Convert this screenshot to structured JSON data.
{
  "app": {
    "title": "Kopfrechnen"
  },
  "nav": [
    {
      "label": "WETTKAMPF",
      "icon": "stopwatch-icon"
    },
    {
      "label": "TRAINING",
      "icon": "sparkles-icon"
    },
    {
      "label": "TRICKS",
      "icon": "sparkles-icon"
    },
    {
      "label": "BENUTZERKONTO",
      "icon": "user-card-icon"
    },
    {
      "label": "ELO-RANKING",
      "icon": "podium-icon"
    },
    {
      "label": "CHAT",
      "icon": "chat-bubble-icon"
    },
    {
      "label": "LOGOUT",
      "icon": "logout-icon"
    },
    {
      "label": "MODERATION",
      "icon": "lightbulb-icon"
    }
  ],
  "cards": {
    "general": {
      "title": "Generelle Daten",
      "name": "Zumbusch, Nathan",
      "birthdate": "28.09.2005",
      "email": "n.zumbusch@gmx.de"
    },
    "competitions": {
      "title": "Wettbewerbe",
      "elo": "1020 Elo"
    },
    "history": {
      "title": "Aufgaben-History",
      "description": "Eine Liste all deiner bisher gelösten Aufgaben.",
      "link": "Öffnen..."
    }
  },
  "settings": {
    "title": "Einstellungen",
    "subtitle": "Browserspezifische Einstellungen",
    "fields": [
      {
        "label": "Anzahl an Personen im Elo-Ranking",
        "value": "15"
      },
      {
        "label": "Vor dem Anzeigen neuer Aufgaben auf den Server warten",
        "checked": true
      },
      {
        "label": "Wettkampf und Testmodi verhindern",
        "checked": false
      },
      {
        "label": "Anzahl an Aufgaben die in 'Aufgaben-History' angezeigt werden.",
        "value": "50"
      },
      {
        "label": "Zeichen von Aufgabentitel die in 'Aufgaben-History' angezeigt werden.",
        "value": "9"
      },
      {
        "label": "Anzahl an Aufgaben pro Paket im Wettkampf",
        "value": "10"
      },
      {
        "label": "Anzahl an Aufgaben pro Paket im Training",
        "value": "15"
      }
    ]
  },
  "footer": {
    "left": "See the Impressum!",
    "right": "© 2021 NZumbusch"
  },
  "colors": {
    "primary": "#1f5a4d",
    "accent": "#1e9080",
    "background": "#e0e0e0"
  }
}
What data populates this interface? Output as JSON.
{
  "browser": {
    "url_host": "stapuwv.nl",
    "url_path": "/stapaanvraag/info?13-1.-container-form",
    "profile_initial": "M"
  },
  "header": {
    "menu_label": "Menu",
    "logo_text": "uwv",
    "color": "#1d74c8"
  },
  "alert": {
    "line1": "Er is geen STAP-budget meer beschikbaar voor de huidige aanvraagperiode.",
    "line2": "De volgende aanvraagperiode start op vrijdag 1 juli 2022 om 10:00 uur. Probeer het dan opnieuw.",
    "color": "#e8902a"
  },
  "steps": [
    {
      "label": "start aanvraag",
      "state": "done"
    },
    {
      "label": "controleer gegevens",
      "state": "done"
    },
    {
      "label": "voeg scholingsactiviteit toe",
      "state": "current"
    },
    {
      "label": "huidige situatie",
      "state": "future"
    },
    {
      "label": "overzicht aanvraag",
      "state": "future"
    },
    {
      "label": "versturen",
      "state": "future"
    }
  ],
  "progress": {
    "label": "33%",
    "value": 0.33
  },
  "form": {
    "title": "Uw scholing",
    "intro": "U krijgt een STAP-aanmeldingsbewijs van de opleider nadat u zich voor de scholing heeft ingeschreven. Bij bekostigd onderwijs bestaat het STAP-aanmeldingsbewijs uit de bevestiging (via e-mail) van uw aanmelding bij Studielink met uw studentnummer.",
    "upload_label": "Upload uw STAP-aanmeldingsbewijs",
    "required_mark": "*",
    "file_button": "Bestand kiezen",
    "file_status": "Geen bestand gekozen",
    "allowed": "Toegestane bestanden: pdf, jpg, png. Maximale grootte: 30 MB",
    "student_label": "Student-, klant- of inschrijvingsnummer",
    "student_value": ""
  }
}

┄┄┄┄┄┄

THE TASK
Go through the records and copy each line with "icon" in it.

RESPONSE AREA
      "icon": "stopwatch-icon"
      "icon": "sparkles-icon"
      "icon": "sparkles-icon"
      "icon": "user-card-icon"
      "icon": "podium-icon"
      "icon": "chat-bubble-icon"
      "icon": "logout-icon"
      "icon": "lightbulb-icon"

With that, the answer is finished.